I recently presented a talk at the Shanghai Barcamp that shared the technology behind the work that Wiredcraft did registering 35 million voters in Myanmar. I’ve provided a behind-the-scenes look into the voter registration, including challenges we had to overcome.
The UEC is required by law to create the voter registration lists by inputting GAD (General Administration Department) and immigration logbooks. We then created both the system that would consolidate all the voter list data into one central database, together with the software that enables the UEC teams to correct and edit the voter database at the local level, TVR (Township Voter Registration System).
We built the “Check My Name” app and the TVR, so that citizens would have access to verify, edit, or add data to the official voter database. We accomplished this through the following.
The gathered information was then sent to the central voter registration system to make sure their was no conflicting or duplicate information and then was sent to the ACL, the permission layer, that granted access and control of the lists so that only limited administrators had access to features for profiles and limited clerical permissions.
Technical Obstacles to overcome in Myanmar
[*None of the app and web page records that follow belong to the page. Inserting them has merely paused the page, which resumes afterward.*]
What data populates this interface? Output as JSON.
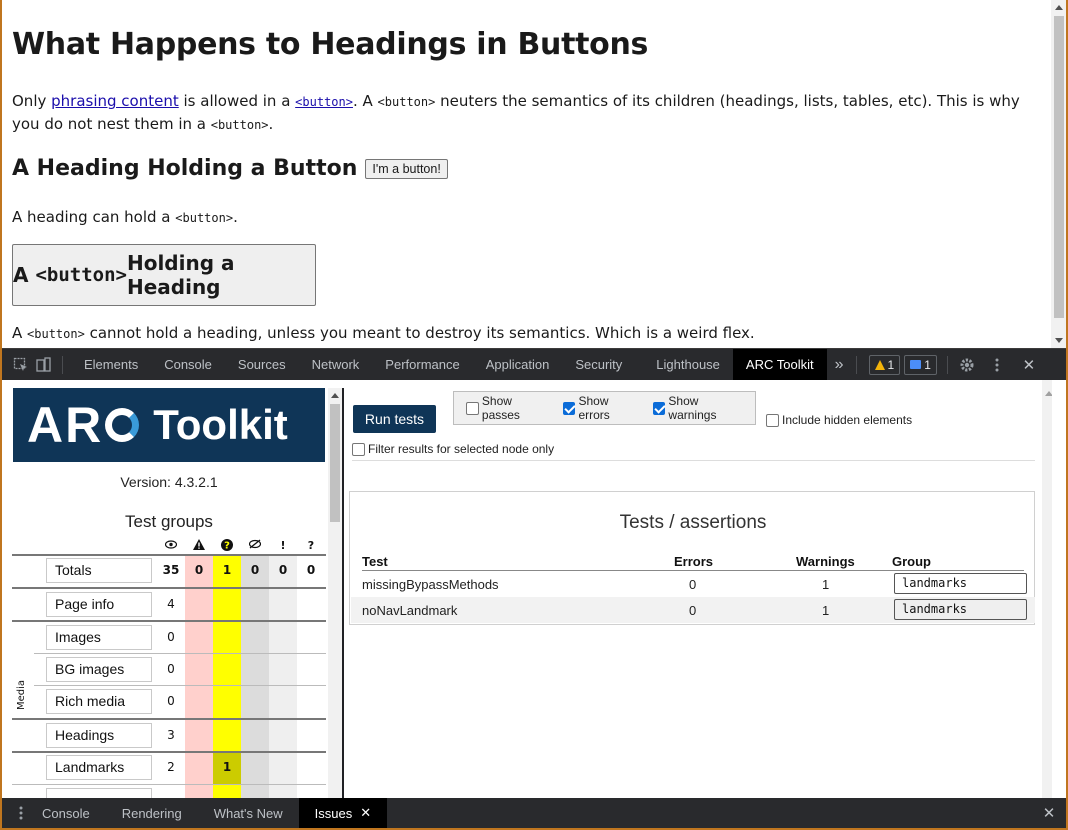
{
  "page": {
    "title": "What Happens to Headings in Buttons",
    "p1": {
      "t1": "Only ",
      "link1": "phrasing content",
      "t2": " is allowed in a ",
      "link2": "<button>",
      "t3": ". A ",
      "code1": "<button>",
      "t4": " neuters the semantics of its children (headings, lists, tables, etc). This is why you do not nest them in a ",
      "code2": "<button>",
      "t5": "."
    },
    "h2": "A Heading Holding a Button",
    "small_button": "I'm a button!",
    "p2": {
      "t1": "A heading can hold a ",
      "code": "<button>",
      "t2": "."
    },
    "big_button": {
      "t1": "A ",
      "code": "<button>",
      "t2": " Holding a Heading"
    },
    "p3": {
      "t1": "A ",
      "code": "<button>",
      "t2": " cannot hold a heading, unless you meant to destroy its semantics. Which is a weird flex."
    }
  },
  "devtools": {
    "tabs": [
      "Elements",
      "Console",
      "Sources",
      "Network",
      "Performance",
      "Application",
      "Security",
      "Lighthouse",
      "ARC Toolkit"
    ],
    "active_tab": "ARC Toolkit",
    "more": "»",
    "warnings_count": "1",
    "issues_count": "1",
    "drawer_tabs": [
      "Console",
      "Rendering",
      "What's New",
      "Issues"
    ],
    "drawer_active": "Issues",
    "close": "✕"
  },
  "arc": {
    "logo_text_1": "AR",
    "logo_text_2": "Toolkit",
    "version": "Version: 4.3.2.1",
    "test_groups": "Test groups",
    "col_headers": [
      "👁",
      "⚠",
      "?",
      "👁",
      "!",
      "?"
    ],
    "rows": [
      {
        "label": "Totals",
        "values": [
          "35",
          "0",
          "1",
          "0",
          "0",
          "0"
        ]
      },
      {
        "label": "Page info",
        "values": [
          "4",
          "",
          "",
          "",
          "",
          ""
        ]
      },
      {
        "label": "Images",
        "values": [
          "0",
          "",
          "",
          "",
          "",
          ""
        ]
      },
      {
        "label": "BG images",
        "values": [
          "0",
          "",
          "",
          "",
          "",
          ""
        ]
      },
      {
        "label": "Rich media",
        "values": [
          "0",
          "",
          "",
          "",
          "",
          ""
        ]
      },
      {
        "label": "Headings",
        "values": [
          "3",
          "",
          "",
          "",
          "",
          ""
        ]
      },
      {
        "label": "Landmarks",
        "values": [
          "2",
          "",
          "1",
          "",
          "",
          ""
        ]
      }
    ],
    "media_label": "Media",
    "run_tests": "Run tests",
    "options": {
      "show_passes": {
        "label": "Show passes",
        "checked": false
      },
      "show_errors": {
        "label": "Show errors",
        "checked": true
      },
      "show_warnings": {
        "label": "Show warnings",
        "checked": true
      },
      "include_hidden": {
        "label": "Include hidden elements",
        "checked": false
      },
      "filter_selected": {
        "label": "Filter results for selected node only",
        "checked": false
      }
    },
    "results_title": "Tests / assertions",
    "table_headers": {
      "test": "Test",
      "errors": "Errors",
      "warnings": "Warnings",
      "group": "Group"
    },
    "results": [
      {
        "test": "missingBypassMethods",
        "errors": "0",
        "warnings": "1",
        "group": "landmarks"
      },
      {
        "test": "noNavLandmark",
        "errors": "0",
        "warnings": "1",
        "group": "landmarks"
      }
    ]
  },
  "colors": {
    "arc_navy": "#0f3557",
    "devtools_bg": "#292a2d",
    "warning_yellow": "#ffff00",
    "error_pink": "#ffd0cc"
  }
}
The voter registration data collection that happened at the local township level needed to be transferred securely to a central location and input into the central voter registration database to ensure no duplicate entries, incorrect formatting or overwrites.
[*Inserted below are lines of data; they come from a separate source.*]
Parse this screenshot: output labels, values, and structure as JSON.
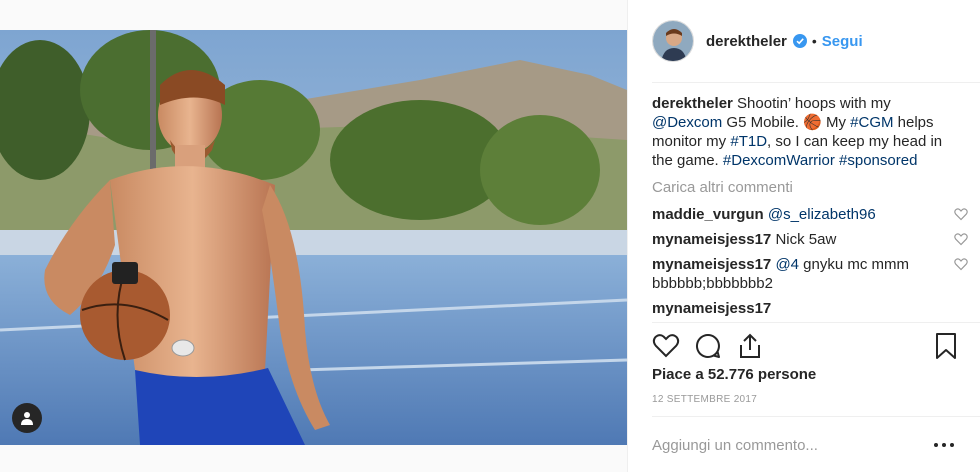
{
  "post": {
    "username": "derektheler",
    "follow_label": "Segui",
    "dot": "•",
    "caption": {
      "username": "derektheler",
      "part1": "Shootin’ hoops with my ",
      "mention": "@Dexcom",
      "part2": " G5 Mobile. ",
      "emoji": "🏀",
      "part3": " My ",
      "tag1": "#CGM",
      "part4": " helps monitor my ",
      "tag2": "#T1D",
      "part5": ", so I can keep my head in the game. ",
      "tag3": "#DexcomWarrior",
      "part6": " ",
      "tag4": "#sponsored"
    },
    "load_more": "Carica altri commenti",
    "comments": [
      {
        "username": "maddie_vurgun",
        "mention": "@s_elizabeth96",
        "text": ""
      },
      {
        "username": "mynameisjess17",
        "mention": "",
        "text": "Nick 5aw"
      },
      {
        "username": "mynameisjess17",
        "mention": "@4",
        "text": " gnyku mc mmm bbbbbb;bbbbbbb2"
      },
      {
        "username": "mynameisjess17",
        "mention": "",
        "text": ""
      }
    ],
    "likes": "Piace a 52.776 persone",
    "date": "12 SETTEMBRE 2017",
    "comment_placeholder": "Aggiungi un commento..."
  },
  "colors": {
    "accent": "#3897f0",
    "link": "#003569",
    "muted": "#999999",
    "text": "#262626"
  },
  "icons": [
    "user-tag-icon",
    "verified-badge-icon",
    "heart-icon",
    "comment-icon",
    "share-icon",
    "bookmark-icon",
    "more-options-icon"
  ]
}
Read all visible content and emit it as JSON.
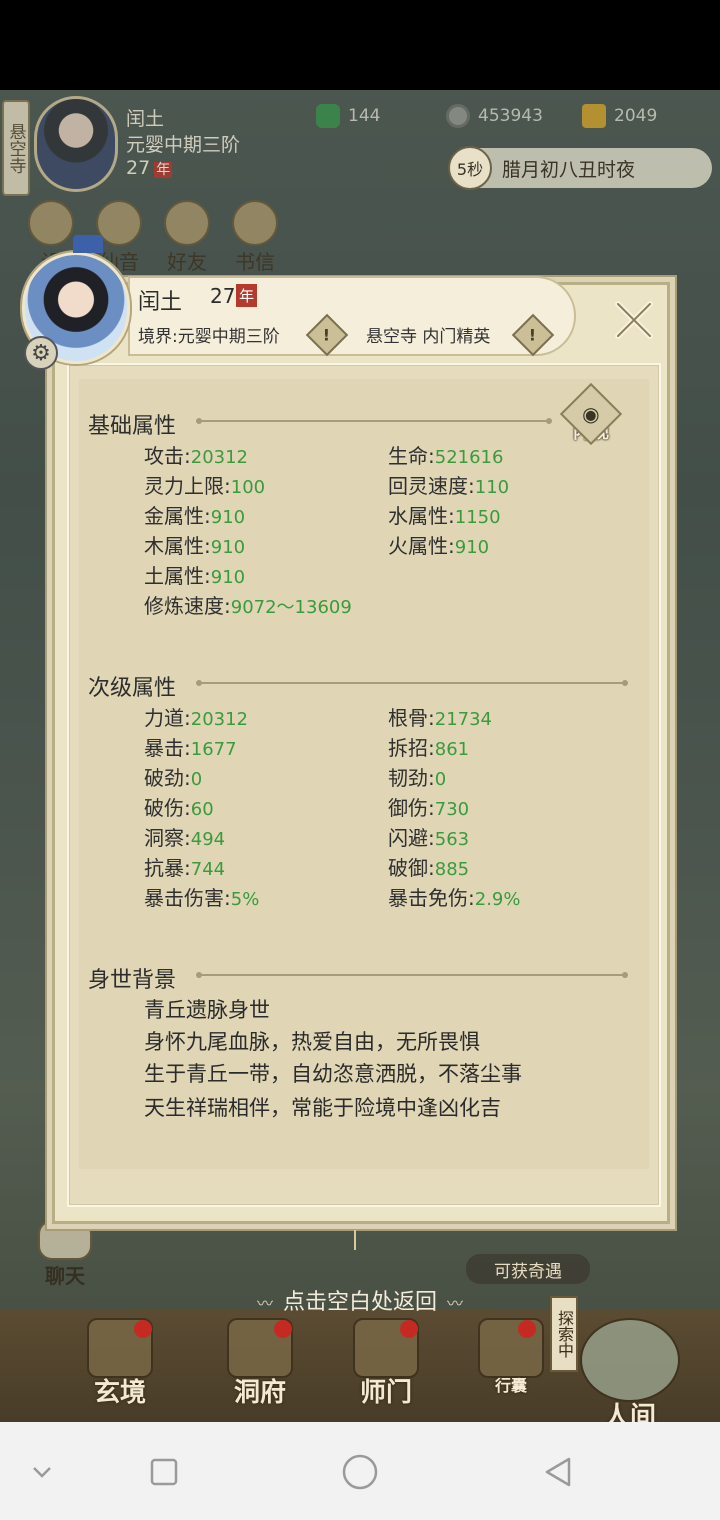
{
  "hud": {
    "side_tag": "悬空寺",
    "name": "闰土",
    "realm": "元婴中期三阶",
    "age": "27",
    "age_tag": "年",
    "resources": {
      "jade": "144",
      "coin": "453943",
      "gold": "2049"
    },
    "time_seconds": "5秒",
    "time_text": "腊月初八丑时夜",
    "icons": [
      "设",
      "仙音",
      "好友",
      "书信"
    ]
  },
  "dialog": {
    "name": "闰土",
    "age": "27",
    "age_tag": "年",
    "realm": "境界:元婴中期三阶",
    "sect": "悬空寺 内门精英",
    "warn_glyph": "!",
    "eye_label": "内视",
    "sections": {
      "basic": {
        "title": "基础属性",
        "attrs": [
          {
            "label": "攻击:",
            "value": "20312"
          },
          {
            "label": "生命:",
            "value": "521616"
          },
          {
            "label": "灵力上限:",
            "value": "100"
          },
          {
            "label": "回灵速度:",
            "value": "110"
          },
          {
            "label": "金属性:",
            "value": "910"
          },
          {
            "label": "水属性:",
            "value": "1150"
          },
          {
            "label": "木属性:",
            "value": "910"
          },
          {
            "label": "火属性:",
            "value": "910"
          },
          {
            "label": "土属性:",
            "value": "910"
          },
          {
            "label": "修炼速度:",
            "value": "9072～13609"
          }
        ]
      },
      "secondary": {
        "title": "次级属性",
        "attrs": [
          {
            "label": "力道:",
            "value": "20312"
          },
          {
            "label": "根骨:",
            "value": "21734"
          },
          {
            "label": "暴击:",
            "value": "1677"
          },
          {
            "label": "拆招:",
            "value": "861"
          },
          {
            "label": "破劲:",
            "value": "0"
          },
          {
            "label": "韧劲:",
            "value": "0"
          },
          {
            "label": "破伤:",
            "value": "60"
          },
          {
            "label": "御伤:",
            "value": "730"
          },
          {
            "label": "洞察:",
            "value": "494"
          },
          {
            "label": "闪避:",
            "value": "563"
          },
          {
            "label": "抗暴:",
            "value": "744"
          },
          {
            "label": "破御:",
            "value": "885"
          },
          {
            "label": "暴击伤害:",
            "value": "5%"
          },
          {
            "label": "暴击免伤:",
            "value": "2.9%"
          }
        ]
      },
      "background": {
        "title": "身世背景",
        "lines": [
          "青丘遗脉身世",
          "身怀九尾血脉，热爱自由，无所畏惧",
          "生于青丘一带，自幼恣意洒脱，不落尘事",
          "天生祥瑞相伴，常能于险境中逢凶化吉"
        ]
      }
    }
  },
  "bottom": {
    "chat": "聊天",
    "encounter": "可获奇遇",
    "return_hint": "点击空白处返回",
    "explore_tag": "探索中",
    "nav": [
      "玄境",
      "洞府",
      "师门",
      "行囊",
      "人间"
    ]
  },
  "colors": {
    "value_green": "#3a9b3d",
    "panel": "#e0d6b6",
    "badge_red": "#b33a2d"
  }
}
No network connection. Myanmar’s physical infrastructure limits the transfer of data online (no 3G coverage); meaning that the data for voter registration needed to be transferred offline through USB drives. Offline data transfer involved using data packaging, data encryption, etc
Since the data collection happened over a few weeks time nationwide the data had to be transferred a few times a month. This meant large amounts of data was traveling back and forth to ensure the sanity of the data.
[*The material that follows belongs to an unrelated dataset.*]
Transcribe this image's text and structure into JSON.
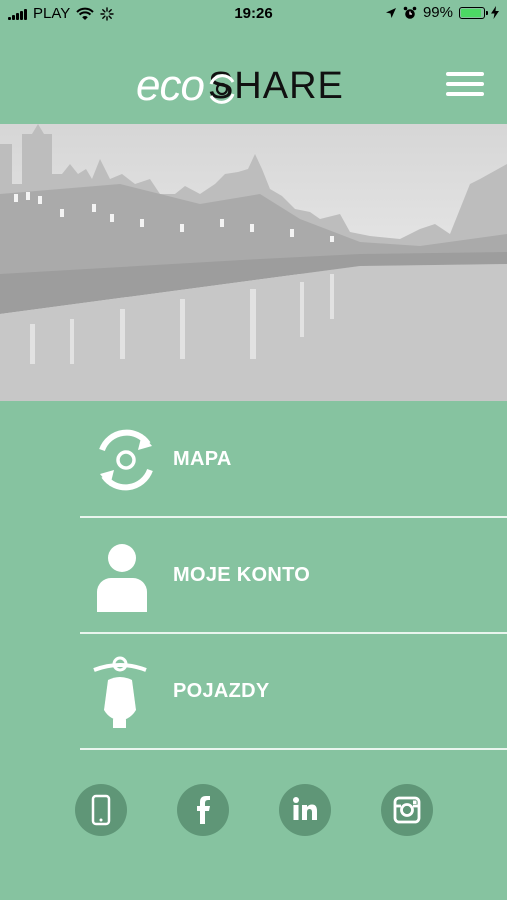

100% accuracy and security.
Limited hardware power due to limitations on hardware importation to Myanmar.
Heavy aggregation needs for the reports.
Key Points for Technical Support
The following are the key concepts that provided the technical support to keep the software running securely and reliably.
“Distributed” between central system (1 database) and township level system (many databases).
UID for the data that never or barely change, for example, the Townships.
UUID for the data that always changes like the individual registrant’s data.
We didn’t push this concept to everything initially, which became a problem later on. For example, we didn’t have UUIDs for the polling stations, but this became an issue when we needed to have a complete database of the polling stations. It was possible to obtain this information by aggregating from registrant’s information or creating a database on the central server, but there would be a high possibility of errors or duplicates with these methods. So we fixed this issue by applying UUIDs to each polling station, and pushing the concept to the rest of the project.
Race Conditions - Why UUID and why UID is not enough?
Difference is UID is assigned in the central voter registration system while UUID is assigned at the township level (with the Windows app). The distributed system caused an issue with the IDs since the data was collected at the township level and then transferred to the central system. We couldn’t rely on the central system to assign IDs for the incoming data because multiple data packages could be imported at the same time from the township levels.
Encryption is important for all elections and personal data.
Encrypted SQLite + compiled with Golang. This makes it very difficult to hack either the database or the process that grants access to the database.
GunPG. Each township received their own encryption keys so that the voter registration information could be only opened by the local window apps or the central system. Also staff members from different places can’t exchange data, this was implemented to avoid cross pollination of data and to ensure we could establish the source of the data.
HTTP request can timeout due to a lack of power (server side). We solved this by putting the operation in a task and then saved the task ID, returned the task reference. If necessary, we let the UI check the result once a few seconds until it finished the task, to help the server.
Terminal server-side was out-of-memory because there was too much data so we avoided commands and instead used HTTP request + tasks.
Concurrency was both an optimization and a limitation. Some of the heavy jobs like finding duplicate registration information like the NRC (National ID Number) Number) could be done more quickly. But was limited because a lot of the data was being pushed at the same time, there was a possibility that the operations could be overloaded.
We found it important to utilize caution with aggregations.
ElasticSearch is powerful and convenient, but it eats too much memory, (which we didn’t have to spare).
Celery, sometimes we had to use something simpler and much slower, and we need to rely on the job queue. For example, we wanted to find out which people registered twice with some certain info (for example NRC number). It’d be quicker to have ElasticSearch to do an aggregation but it costs too much power and kills the server, so we had to loop through the entire database to find out, which then can cost time, up to days or weeks. Our solution was to split the task and put them in the task queue and which limited the cost of time to a day. Which wasn’t the most optimal solution but was able to solve the problem at hand with limited wasted resources.
A lot of technology went into making the Myanmar elections possible. Technology can be a vital tool for newly forming democracies to take advantage of transparency and accountability in the election and registration processes. More on information about our work on the Myanmar elections see “Building the Voter Registration for the Myanmar Elections”.